British lawmakers could soon relax restrictions on genetically altered foods, with new legislation proposing more gene editing be allowed on certain crops, while insisting they will not constitute “genetically modified organisms” (GMOs), which are subject to heavy regulation.
The new ‘Genetic Technology’ bill that was introduced in Parliament on Wednesday, is described by the UK’s Department for Environment, Food and Rural Affairs as a way to “cut red tape and support the development of innovative tech to grow more resistant, more nutritious, and more productive crops.”
“These precision technologies allow us to speed up the breeding of plants that have natural resistance to diseases and better use of soil nutrients so we can have higher yields with fewer pesticides and fertilisers,” Environment Secretary George Eustice said in a statement, adding that “Outside the EU we are free to follow the science.”

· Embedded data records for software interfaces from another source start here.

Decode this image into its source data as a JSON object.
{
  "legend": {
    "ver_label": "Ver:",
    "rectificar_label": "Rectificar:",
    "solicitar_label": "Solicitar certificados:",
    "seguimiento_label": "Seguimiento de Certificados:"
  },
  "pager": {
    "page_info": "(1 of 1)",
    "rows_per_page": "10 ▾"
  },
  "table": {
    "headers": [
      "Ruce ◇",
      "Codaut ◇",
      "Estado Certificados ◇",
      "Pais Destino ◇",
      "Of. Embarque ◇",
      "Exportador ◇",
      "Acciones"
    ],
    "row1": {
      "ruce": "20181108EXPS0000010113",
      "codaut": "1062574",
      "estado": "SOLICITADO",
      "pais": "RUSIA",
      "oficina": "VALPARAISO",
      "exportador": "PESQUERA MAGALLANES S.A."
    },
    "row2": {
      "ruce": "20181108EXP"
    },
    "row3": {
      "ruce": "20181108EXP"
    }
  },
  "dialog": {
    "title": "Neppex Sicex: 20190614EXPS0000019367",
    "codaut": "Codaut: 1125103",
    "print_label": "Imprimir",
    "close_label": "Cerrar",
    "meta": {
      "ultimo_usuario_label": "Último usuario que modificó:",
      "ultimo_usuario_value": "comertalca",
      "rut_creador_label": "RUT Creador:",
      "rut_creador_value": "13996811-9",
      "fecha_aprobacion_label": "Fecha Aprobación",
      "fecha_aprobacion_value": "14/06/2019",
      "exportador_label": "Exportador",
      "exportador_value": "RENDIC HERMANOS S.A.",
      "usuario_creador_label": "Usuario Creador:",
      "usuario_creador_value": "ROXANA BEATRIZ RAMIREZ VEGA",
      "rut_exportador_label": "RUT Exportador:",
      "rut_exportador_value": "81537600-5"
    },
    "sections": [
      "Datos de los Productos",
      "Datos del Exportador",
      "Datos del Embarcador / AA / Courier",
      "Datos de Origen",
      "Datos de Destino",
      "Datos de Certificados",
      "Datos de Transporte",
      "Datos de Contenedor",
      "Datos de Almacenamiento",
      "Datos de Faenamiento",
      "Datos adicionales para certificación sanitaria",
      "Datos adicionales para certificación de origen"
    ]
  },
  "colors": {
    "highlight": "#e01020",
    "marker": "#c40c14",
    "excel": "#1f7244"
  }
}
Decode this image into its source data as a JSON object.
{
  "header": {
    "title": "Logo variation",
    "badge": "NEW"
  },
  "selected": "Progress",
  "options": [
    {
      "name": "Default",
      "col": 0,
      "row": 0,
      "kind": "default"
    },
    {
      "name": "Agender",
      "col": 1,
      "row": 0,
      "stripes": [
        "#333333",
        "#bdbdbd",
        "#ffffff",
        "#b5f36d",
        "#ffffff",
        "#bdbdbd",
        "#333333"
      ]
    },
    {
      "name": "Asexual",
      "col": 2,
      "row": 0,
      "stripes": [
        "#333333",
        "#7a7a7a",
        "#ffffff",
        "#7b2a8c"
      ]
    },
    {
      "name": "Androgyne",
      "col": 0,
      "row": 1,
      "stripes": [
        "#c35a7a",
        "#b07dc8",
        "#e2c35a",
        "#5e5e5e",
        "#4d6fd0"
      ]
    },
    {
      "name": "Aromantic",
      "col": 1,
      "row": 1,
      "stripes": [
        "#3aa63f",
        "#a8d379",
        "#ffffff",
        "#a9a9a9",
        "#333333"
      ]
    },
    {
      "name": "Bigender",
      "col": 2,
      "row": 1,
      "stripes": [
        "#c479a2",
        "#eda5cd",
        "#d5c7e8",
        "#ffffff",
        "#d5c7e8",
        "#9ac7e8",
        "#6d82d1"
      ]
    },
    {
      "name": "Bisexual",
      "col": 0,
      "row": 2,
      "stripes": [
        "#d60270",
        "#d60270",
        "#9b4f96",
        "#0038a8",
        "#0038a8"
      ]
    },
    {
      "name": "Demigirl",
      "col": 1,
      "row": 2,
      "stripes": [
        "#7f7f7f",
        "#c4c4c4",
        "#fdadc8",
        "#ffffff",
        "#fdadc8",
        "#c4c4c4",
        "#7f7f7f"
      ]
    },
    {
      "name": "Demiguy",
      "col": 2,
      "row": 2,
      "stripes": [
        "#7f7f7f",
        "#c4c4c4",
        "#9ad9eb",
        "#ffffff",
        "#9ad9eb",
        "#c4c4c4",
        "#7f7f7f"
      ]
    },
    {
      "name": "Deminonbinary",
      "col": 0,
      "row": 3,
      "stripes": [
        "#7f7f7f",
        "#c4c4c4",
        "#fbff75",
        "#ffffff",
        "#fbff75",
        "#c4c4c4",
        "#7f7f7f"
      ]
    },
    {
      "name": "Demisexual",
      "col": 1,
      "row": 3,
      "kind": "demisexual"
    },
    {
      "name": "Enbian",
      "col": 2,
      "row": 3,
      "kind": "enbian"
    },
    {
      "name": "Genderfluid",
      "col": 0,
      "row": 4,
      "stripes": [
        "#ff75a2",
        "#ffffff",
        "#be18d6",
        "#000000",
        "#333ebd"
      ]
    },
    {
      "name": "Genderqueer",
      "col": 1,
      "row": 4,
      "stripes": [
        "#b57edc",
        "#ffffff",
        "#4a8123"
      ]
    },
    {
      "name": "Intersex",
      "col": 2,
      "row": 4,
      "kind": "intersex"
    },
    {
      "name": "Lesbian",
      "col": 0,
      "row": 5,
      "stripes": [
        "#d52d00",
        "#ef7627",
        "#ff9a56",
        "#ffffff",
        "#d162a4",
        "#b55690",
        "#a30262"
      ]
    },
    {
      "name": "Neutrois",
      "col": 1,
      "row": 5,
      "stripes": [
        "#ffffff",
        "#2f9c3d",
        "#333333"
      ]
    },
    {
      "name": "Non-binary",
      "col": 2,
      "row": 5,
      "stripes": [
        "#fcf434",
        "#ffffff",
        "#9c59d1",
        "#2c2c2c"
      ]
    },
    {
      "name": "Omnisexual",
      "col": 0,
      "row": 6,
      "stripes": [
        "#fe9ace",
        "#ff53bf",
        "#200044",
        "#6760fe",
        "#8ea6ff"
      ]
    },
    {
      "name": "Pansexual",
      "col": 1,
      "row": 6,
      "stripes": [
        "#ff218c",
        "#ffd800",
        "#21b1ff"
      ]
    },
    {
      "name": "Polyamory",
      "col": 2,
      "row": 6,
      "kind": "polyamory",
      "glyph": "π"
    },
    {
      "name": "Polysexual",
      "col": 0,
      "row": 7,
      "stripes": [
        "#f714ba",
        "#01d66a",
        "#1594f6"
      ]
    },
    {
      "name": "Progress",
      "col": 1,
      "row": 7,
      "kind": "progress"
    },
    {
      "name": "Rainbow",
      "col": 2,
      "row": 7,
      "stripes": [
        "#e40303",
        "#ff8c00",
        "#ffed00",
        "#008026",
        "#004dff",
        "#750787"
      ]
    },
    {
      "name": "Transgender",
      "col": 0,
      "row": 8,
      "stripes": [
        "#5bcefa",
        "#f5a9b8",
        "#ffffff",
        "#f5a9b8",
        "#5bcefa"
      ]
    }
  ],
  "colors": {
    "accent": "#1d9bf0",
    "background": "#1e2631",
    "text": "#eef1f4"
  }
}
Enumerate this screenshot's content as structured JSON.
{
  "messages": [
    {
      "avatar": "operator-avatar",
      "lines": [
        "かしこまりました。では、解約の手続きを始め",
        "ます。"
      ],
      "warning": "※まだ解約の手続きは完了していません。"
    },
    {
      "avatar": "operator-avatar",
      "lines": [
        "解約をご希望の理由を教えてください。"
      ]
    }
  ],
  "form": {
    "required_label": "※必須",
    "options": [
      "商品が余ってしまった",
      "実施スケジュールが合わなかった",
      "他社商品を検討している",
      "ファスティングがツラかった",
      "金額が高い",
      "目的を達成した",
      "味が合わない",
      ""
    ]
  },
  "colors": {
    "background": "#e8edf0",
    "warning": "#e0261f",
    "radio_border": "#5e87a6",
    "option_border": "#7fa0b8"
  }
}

The new bill is more in line with the American stance, as it considers gene-editing to be fundamentally different from genetic modification, which involves the introduction of DNA from one species into another. Though a number of gene-edited crops can also be produced through more traditional cross-breeding methods, genetic editing can achieve the same results much faster and with more precision.
Some environmental activists have insisted there is no meaningful difference between the two, with a spokesperson for the Friends of the Earth organization arguing that “Gene editing is genetic modification by a different name.”
“It still focuses on altering the genetic code of plants and animals to deal with the problems caused by poor soils, the over-use of pesticides and intensive farming,” the organization said.
The government has nonetheless argued that cutting regulations for the practice could dramatically speed up the creation of new and enhanced crops and ultimately improve the country’s food security.